November 29, 2012
Boris Karloff breaks for a photo session during the filming of Frankenstein. It's late summer or fall of 1931.
In full makeup, sometimes grimacing but mostly deadpan, with raccoon eyes and sunken cheeks, impossibly gaunt, Karloff posed face front and profile, hands up to his face or straight down, fingers splayed and dead man stiff. He appears in closeup or full figure leaning precariously forward, anchored by his heavy boots. The photographer, most likely Universal’s Roman Freulich, lights The Monster with a low, eerie light or a strong spotlight for a stark effect.

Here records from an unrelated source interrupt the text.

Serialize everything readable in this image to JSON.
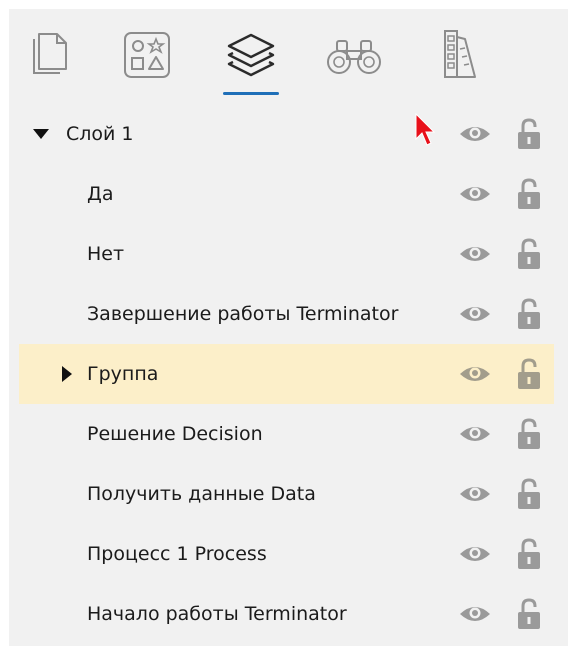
{
  "toolbar": {
    "tools": [
      {
        "name": "pages",
        "icon": "document-icon"
      },
      {
        "name": "shapes",
        "icon": "shapes-icon"
      },
      {
        "name": "layers",
        "icon": "layers-icon",
        "active": true
      },
      {
        "name": "find",
        "icon": "binoculars-icon"
      },
      {
        "name": "styles",
        "icon": "palette-swatch-icon"
      }
    ],
    "accent_color": "#1f6fb8"
  },
  "layers": {
    "root": {
      "label": "Слой 1",
      "expanded": true
    },
    "items": [
      {
        "label": "Да"
      },
      {
        "label": "Нет"
      },
      {
        "label": "Завершение работы Terminator"
      },
      {
        "label": "Группа",
        "selected": true,
        "collapsed_group": true
      },
      {
        "label": "Решение Decision"
      },
      {
        "label": "Получить данные Data"
      },
      {
        "label": "Процесс 1 Process"
      },
      {
        "label": "Начало работы Terminator"
      }
    ],
    "row_icons": {
      "visibility": "eye-icon",
      "lock": "unlock-icon"
    },
    "selected_color": "#fcefc9",
    "icon_color": "#9a9a9a"
  }
}
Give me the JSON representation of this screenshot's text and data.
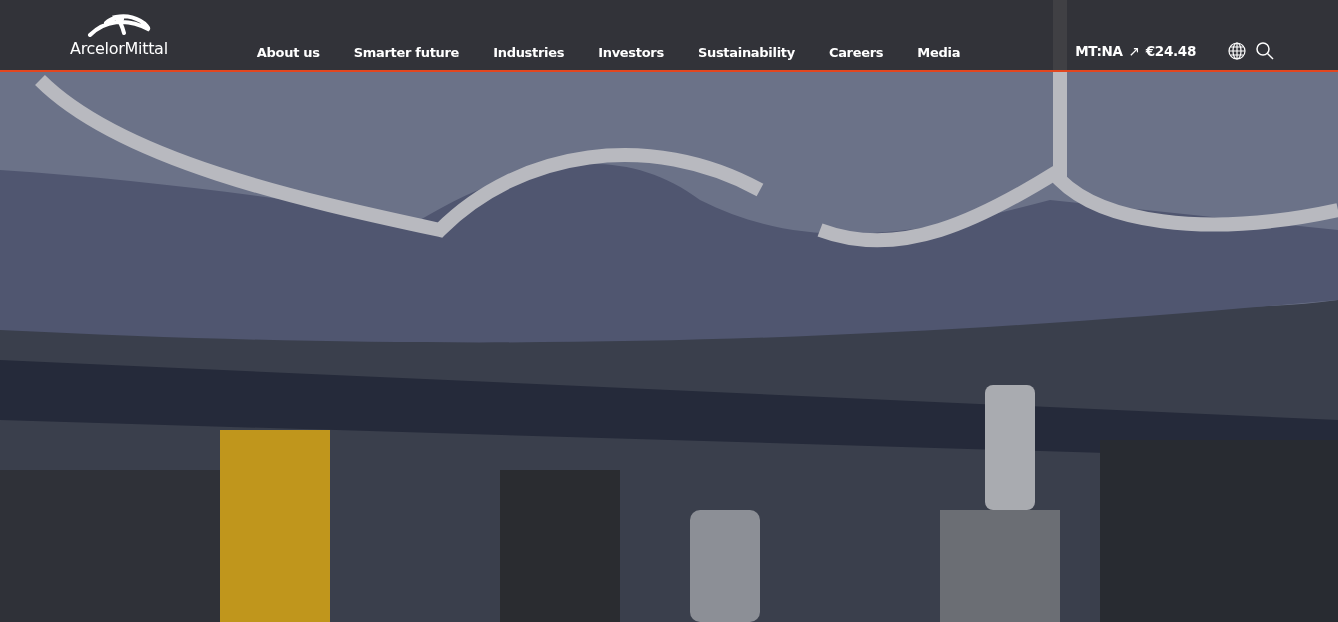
{
  "header": {
    "logo": "ArcelorMittal",
    "nav": [
      "About us",
      "Smarter future",
      "Industries",
      "Investors",
      "Sustainability",
      "Careers",
      "Media"
    ],
    "stock": {
      "ticker": "MT:NA",
      "trend": "↗",
      "price": "€24.48"
    }
  }
}
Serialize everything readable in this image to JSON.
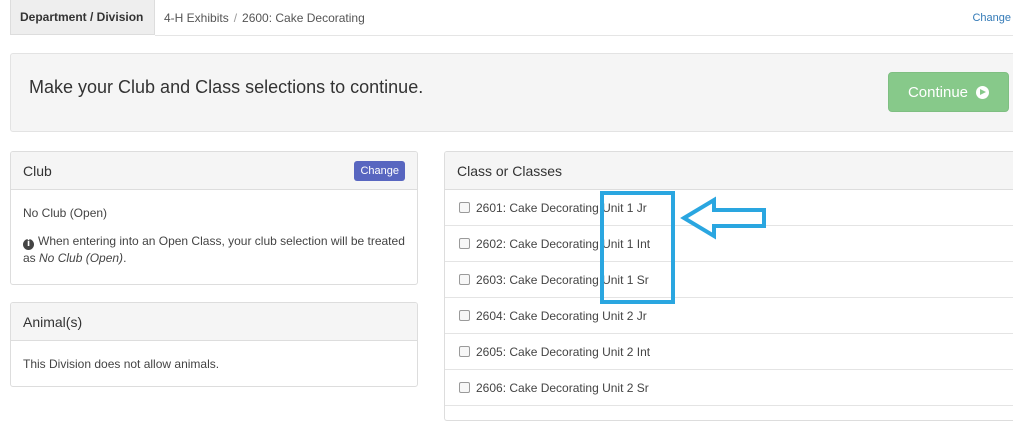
{
  "breadcrumb": {
    "label": "Department / Division",
    "department": "4-H Exhibits",
    "separator": "/",
    "division": "2600: Cake Decorating",
    "change_link": "Change"
  },
  "prompt": {
    "message": "Make your Club and Class selections to continue.",
    "continue_label": "Continue"
  },
  "club_panel": {
    "title": "Club",
    "change_label": "Change",
    "selected": "No Club (Open)",
    "note_prefix": "When entering into an Open Class, your club selection will be treated as ",
    "note_emphasis": "No Club (Open)",
    "note_suffix": "."
  },
  "animals_panel": {
    "title": "Animal(s)",
    "message": "This Division does not allow animals."
  },
  "classes_panel": {
    "title": "Class or Classes",
    "items": [
      {
        "label": "2601: Cake Decorating Unit 1 Jr",
        "checked": false
      },
      {
        "label": "2602: Cake Decorating Unit 1 Int",
        "checked": false
      },
      {
        "label": "2603: Cake Decorating Unit 1 Sr",
        "checked": false
      },
      {
        "label": "2604: Cake Decorating Unit 2 Jr",
        "checked": false
      },
      {
        "label": "2605: Cake Decorating Unit 2 Int",
        "checked": false
      },
      {
        "label": "2606: Cake Decorating Unit 2 Sr",
        "checked": false
      }
    ]
  },
  "colors": {
    "continue_button": "#87c98a",
    "change_button": "#5866c0",
    "annotation": "#2aa6e0",
    "link": "#337ab7"
  },
  "icons": {
    "continue": "arrow-circle-right-icon",
    "info": "info-circle-icon",
    "annotation": "left-arrow-icon"
  }
}
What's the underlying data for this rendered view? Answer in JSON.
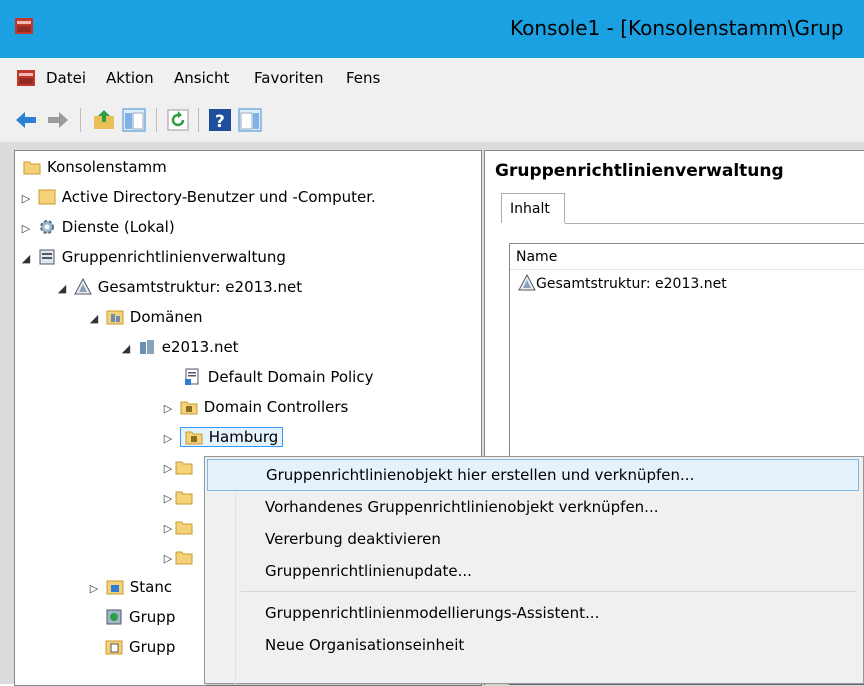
{
  "window": {
    "title": "Konsole1 - [Konsolenstamm\\Grup"
  },
  "menu": [
    "Datei",
    "Aktion",
    "Ansicht",
    "Favoriten",
    "Fens"
  ],
  "toolbar_icons": [
    "back-arrow-icon",
    "forward-arrow-icon",
    "up-folder-icon",
    "show-hide-tree-icon",
    "refresh-icon",
    "help-icon",
    "show-hide-action-pane-icon"
  ],
  "tree": {
    "root": "Konsolenstamm",
    "items": [
      "Active Directory-Benutzer und -Computer.",
      "Dienste (Lokal)",
      "Gruppenrichtlinienverwaltung",
      "Gesamtstruktur: e2013.net",
      "Domänen",
      "e2013.net",
      "Default Domain Policy",
      "Domain Controllers",
      "Hamburg"
    ],
    "partial": [
      "Stanc",
      "Grupp",
      "Grupp"
    ]
  },
  "right": {
    "title": "Gruppenrichtlinienverwaltung",
    "tab": "Inhalt",
    "column": "Name",
    "rows": [
      "Gesamtstruktur: e2013.net"
    ]
  },
  "context_menu": [
    "Gruppenrichtlinienobjekt hier erstellen und verknüpfen...",
    "Vorhandenes Gruppenrichtlinienobjekt verknüpfen...",
    "Vererbung deaktivieren",
    "Gruppenrichtlinienupdate...",
    "Gruppenrichtlinienmodellierungs-Assistent...",
    "Neue Organisationseinheit"
  ],
  "colors": {
    "titlebar": "#1ba1e2",
    "menu_bg": "#f0f0f0",
    "selection": "#e5f1fb",
    "selection_border": "#7db9e8"
  }
}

The studio’s Publicity Department would send these stills out to papers and magazines, and studio artists would use them as reference for poster paintings or line art for newspaper ads. Case in point, this unusual pose, Karloff leaning forward off a stool covered with a sheer black veil, was repurposed for a very effective small ad. With the title swooshing dynamically across the image, The Monster — “The World’s First ‘Man-Made’ Man” — lurches menacingly at a generic cowering victim.
Back in January 1932, The Beacon’s patrons got a double dose of Frederick Kerr, the bumbling old Baron Frankenstein who also appeared opposite Warren Williams in the companion feature, Honor of the Family, an elaborate costumer based on a story by Honoré de Balzac. That film is lost. Only the Vitaphone sound disks have survived along with a handful of lobby cards.